Each side has the support of competing satellite television networks financed and, often, broadcast from abroad, typically from Qatar for the Islamists and from the United Arab Emirates for their foes.
“It is a struggle across the region,” said Hassan Tatanaki, a Libyan-born business mogul who owns one of the anti-Islamist satellite networks, speaking in an interview from an office in the Emirates. “We are in a state of war and this is no time for compromise.”
He said he had also suggested moving the newly elected parliament to Tobruk, and then he helped pay to transport it there, in General Hifter’s turf. “If I try to think of all the money I spent, I will get a heart attack,” Mr. Tatanaki said.
Fighters and tribes who fought one another during the uprising against Colonel Qaddafi are now coming together on the same side of the new fight, especially with the Zintanis against the Islamists. Some former Qaddafi officers who had fled Libya are even coming back to take up arms again.
“It is not pro- or anti-Qaddafi any more, it is about Libya,” said a former Qaddafi officer in a military uniform, who had returned from Tunisia. He lounged against the wall of a mountainside guardhouse full of Zintani fighters who were his foes three years ago.
Beneath the battle against “extremists,” he said, was an even deeper, ethnic struggle: the tribes of Arab descent, like the Zintanis, against those of Berber, Circassian or Turkish ancestry, like the Misuratis. “The victory will be for the Arab tribes,” he said. He declined to provide his real name, insisting all journalists were spies.
Those sympathetic to Mr. Badi’s assault on the airport argue that his fight is an extension of the fight against General Hifter’s anti-Islamist coup, arguing without evidence that their opponents were using the Tripoli airport to bring in weapons and equipment from abroad.
Mr. Badi “wanted to have them for lunch before they had him for dinner,” Mr. Krekshi, the former Tripoli councilman and a member of the Muslim Brotherhood, said. (The Brotherhood has said it takes no side in the armed struggle and seeks only dialogue, but in an interview the chief of its political office also refused to condemn the airport assault.)

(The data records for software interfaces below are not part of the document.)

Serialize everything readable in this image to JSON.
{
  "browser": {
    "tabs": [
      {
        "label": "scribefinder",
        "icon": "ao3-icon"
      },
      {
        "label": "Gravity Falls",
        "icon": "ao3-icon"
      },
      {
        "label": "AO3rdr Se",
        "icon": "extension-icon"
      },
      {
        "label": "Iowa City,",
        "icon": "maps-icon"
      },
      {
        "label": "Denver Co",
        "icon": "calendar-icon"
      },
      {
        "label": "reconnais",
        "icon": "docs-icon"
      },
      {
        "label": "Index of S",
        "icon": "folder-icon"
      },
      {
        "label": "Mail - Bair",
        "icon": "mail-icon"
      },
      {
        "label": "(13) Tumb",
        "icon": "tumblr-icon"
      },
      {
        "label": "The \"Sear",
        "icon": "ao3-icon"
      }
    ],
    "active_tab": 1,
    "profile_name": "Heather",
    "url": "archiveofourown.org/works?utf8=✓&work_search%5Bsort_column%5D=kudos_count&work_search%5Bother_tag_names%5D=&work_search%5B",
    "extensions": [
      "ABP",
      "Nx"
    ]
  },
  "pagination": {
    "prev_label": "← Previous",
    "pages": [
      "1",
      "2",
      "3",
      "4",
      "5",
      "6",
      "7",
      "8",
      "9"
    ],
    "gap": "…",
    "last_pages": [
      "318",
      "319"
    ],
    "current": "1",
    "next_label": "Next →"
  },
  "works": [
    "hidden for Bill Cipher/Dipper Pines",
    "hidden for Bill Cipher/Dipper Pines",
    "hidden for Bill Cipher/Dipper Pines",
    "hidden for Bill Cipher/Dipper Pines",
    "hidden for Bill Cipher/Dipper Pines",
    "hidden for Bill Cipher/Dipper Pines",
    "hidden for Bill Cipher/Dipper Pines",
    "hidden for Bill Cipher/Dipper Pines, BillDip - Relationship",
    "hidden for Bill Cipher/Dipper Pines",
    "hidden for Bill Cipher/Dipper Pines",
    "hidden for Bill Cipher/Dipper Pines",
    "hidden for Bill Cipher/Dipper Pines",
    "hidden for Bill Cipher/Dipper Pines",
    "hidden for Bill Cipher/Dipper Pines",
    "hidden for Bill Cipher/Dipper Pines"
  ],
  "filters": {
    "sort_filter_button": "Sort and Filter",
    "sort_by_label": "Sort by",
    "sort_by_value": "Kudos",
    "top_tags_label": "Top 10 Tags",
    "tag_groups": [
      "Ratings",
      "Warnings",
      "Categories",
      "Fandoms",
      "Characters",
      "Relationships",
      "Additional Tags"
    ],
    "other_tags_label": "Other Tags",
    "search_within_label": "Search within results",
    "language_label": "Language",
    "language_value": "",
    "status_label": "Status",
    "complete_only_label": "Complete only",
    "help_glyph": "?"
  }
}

Misurata city leaders said they had no warning of Mr. Badi’s attack. But the city’s powerful militias swung in full force behind him, and city leaders said the presence of former Qaddafi soldiers among the Zintani militia at the airport convinced them that there was no room to compromise.
“We are sorry for the bloodshed, but this is a necessary surgical operation,” said Abdel Rahman al-Kisa, a lawyer tapped to speak for Misurata’s city leaders, coolly defending the destruction of Tripoli. (Fuel, food, and electricity are still plentiful in Misurata, which has its own airport and seaport, and checkpoints force departing cars to empty any gas cans.)
In Zintan, on the other side of the fight, city leaders said Mr. Badi personified the extremist threat: as an ultraconservative former lawmaker, he once scolded a hostess at the inauguration for her uncovered hair.
“It is creeping up on us,” said Mr. Omar, the Zintan leader. “It is going to be like a new Afghanistan.”
In Misurata, several local leaders suggested that opposing cities were under the domination of armed Qaddafi loyalists and still in need of liberation. Elsewhere, several fighters even said they no longer believed that the rival cities, Zintan and Misurata in particular, could coexist as a nation. “When the dust settles, Misurata will be alone, because their arrogance has created so many enemies,” Ali Mohamed Abdullah, a Zintani fighter, declared.
Taking stock of the damage Tripoli has already suffered, another fighter, Amr el-Taher el-Sayed, shook his head. “Libyans have become monsters,” he said.